A U.S. District judge ruled that decades-long delays and uncertainty about whether condemned inmates will ever be executed violate the Constitution’s ban on cruel or unusual punishment.
Efforts by leading Colorado Democrats to head off a costly and divisive election-year fight over oil and gas drilling appeared to crumble as Democratic Gov. John W. Hickenlooper came up short on support to pass a compromise law giving local towns more control over fracking.
The North Carolina House and Senate are moving closer to agreeing on a Medicaid plan that will reward providers for meeting patient health goals and penalize them financially for cost overruns.
Illinois Tollway motorists will be used to help test new technologies, including using smartphones to pay for tolls.
New revelations surfaced in a long-standing ethics investigation of the incumbent Republican Gov. Nathan Deal.

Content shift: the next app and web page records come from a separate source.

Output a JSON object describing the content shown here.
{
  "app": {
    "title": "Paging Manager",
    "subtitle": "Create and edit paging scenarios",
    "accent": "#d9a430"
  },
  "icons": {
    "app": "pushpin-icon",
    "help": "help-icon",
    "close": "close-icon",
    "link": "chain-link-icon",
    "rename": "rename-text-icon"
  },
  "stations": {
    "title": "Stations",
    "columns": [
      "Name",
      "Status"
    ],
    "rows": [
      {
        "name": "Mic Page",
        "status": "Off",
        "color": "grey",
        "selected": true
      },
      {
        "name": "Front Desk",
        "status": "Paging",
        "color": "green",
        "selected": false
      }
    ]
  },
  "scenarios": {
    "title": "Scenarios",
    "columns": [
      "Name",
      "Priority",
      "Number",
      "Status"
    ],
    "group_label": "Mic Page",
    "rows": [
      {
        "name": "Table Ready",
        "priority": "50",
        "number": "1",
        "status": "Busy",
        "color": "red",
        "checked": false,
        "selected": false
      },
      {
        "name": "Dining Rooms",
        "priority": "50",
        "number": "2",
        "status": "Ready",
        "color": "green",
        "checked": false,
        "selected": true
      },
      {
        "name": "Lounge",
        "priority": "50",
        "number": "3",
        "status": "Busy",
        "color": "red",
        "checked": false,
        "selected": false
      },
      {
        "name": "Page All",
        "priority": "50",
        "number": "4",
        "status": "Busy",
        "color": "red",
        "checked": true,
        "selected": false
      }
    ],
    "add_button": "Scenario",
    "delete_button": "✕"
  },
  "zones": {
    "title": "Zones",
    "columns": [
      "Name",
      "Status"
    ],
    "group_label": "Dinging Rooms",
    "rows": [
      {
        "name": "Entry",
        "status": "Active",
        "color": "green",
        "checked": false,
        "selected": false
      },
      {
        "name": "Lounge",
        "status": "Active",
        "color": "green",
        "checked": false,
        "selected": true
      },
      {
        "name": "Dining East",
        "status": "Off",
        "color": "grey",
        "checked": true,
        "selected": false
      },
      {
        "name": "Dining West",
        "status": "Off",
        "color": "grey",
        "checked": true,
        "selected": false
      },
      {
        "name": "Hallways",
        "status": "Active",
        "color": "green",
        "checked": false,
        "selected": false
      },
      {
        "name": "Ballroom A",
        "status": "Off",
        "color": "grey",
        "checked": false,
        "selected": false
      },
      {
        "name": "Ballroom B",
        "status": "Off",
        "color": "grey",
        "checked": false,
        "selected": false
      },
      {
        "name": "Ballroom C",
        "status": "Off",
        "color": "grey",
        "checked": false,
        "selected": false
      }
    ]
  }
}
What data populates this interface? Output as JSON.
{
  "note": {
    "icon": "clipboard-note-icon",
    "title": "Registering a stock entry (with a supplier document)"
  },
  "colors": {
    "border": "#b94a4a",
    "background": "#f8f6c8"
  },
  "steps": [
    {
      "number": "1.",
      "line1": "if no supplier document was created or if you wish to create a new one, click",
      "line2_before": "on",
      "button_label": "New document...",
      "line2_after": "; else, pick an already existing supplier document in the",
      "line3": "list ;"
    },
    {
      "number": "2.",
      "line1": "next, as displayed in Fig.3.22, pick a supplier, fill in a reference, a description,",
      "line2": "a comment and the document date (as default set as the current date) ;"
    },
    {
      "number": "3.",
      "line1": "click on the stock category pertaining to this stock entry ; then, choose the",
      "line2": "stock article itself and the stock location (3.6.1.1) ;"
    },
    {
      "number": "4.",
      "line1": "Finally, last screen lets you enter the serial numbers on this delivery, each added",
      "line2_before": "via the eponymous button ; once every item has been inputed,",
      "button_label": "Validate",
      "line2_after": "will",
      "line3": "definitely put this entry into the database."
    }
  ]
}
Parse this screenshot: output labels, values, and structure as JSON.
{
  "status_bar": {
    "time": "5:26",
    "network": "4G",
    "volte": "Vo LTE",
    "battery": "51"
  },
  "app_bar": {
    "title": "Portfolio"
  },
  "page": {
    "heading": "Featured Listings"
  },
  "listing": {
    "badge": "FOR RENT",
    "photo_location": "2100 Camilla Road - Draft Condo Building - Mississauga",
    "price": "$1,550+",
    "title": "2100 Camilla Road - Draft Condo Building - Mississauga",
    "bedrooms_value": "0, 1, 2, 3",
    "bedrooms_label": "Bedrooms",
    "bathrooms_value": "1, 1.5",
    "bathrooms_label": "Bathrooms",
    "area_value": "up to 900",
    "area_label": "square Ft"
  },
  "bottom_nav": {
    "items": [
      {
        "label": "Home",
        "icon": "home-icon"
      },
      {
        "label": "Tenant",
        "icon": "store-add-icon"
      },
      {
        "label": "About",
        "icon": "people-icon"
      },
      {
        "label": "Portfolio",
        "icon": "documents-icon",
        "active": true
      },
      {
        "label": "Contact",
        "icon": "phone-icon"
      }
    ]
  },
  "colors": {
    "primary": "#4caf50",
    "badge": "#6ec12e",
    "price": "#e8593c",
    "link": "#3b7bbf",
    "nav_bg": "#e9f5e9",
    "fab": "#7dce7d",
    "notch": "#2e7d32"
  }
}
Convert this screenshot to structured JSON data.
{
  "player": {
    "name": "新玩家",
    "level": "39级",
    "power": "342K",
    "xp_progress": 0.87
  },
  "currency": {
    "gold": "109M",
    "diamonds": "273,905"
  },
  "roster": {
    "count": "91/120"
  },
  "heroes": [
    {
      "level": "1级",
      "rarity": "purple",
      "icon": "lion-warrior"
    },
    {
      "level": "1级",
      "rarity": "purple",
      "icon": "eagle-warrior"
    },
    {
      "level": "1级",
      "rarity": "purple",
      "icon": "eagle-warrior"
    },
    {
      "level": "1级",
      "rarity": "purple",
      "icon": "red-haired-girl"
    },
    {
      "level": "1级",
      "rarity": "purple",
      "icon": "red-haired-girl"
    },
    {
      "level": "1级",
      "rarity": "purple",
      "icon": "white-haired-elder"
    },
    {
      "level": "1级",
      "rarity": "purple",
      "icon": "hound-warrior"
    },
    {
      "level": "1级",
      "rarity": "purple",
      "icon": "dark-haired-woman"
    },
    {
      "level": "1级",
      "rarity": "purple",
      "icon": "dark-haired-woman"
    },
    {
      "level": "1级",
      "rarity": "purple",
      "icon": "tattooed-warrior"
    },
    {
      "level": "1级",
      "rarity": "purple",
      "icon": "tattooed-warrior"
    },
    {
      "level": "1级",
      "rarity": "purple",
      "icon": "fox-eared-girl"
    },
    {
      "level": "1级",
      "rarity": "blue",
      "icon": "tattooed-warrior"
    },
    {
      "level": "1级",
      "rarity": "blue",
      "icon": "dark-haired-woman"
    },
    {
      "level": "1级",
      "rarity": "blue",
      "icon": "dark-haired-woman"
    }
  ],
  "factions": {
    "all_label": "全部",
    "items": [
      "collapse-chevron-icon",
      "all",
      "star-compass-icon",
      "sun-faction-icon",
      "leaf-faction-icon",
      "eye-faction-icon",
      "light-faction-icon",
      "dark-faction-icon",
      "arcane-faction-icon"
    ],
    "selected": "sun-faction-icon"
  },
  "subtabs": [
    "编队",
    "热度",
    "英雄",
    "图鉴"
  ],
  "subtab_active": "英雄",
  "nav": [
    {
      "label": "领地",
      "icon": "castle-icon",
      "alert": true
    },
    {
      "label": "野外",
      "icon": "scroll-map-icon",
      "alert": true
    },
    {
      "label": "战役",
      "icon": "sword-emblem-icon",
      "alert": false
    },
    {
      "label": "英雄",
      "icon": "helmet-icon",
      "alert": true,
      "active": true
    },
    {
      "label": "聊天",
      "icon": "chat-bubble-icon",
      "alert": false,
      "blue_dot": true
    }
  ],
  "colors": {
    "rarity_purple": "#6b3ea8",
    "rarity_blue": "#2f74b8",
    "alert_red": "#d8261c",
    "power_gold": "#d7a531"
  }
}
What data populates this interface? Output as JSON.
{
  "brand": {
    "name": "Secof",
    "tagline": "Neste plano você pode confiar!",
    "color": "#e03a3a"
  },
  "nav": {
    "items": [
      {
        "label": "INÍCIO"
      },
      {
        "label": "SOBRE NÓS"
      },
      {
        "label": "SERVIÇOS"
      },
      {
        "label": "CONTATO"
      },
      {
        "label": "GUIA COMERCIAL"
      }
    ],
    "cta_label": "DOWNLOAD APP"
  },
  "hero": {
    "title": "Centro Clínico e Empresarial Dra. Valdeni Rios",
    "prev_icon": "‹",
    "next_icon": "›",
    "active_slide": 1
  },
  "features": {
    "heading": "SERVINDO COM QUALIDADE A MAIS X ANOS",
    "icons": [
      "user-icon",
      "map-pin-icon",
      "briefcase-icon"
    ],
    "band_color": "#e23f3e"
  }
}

Utah's attorney general asked the U.S. Supreme Court for an emergency stay of an order by an appeals court to recognize 1,300 same-sex marriages performed in the state pending an appeal.
The Dallas-Fort Worth region boasts a growing economy larger than that of many countries, but it also sports some of the worst air quality in the nation.
In the last fiscal year, Louisiana spent $52 million less than was budgeted for Republican Gov. Bobby Jindal's privatization plan for the Louisiana State University’s nine hospitals and their clinics that provide care to the uninsured.
Shiny new golden plaques were quietly placed below the stately portraits of once high-ranking legislators that hang along the Capitol's hallways. Those plaques now identify lawmakers convicted of crimes.
A report by a nonpartisan legislative office shows that property taxes would have risen $124 million without the aid and credits, but new property tax and renters’ credits will more than offset the increases.
Public school teachers welcome raises that a new school finance law provides, but worry it also strips them of administrative appeals before they can be fired.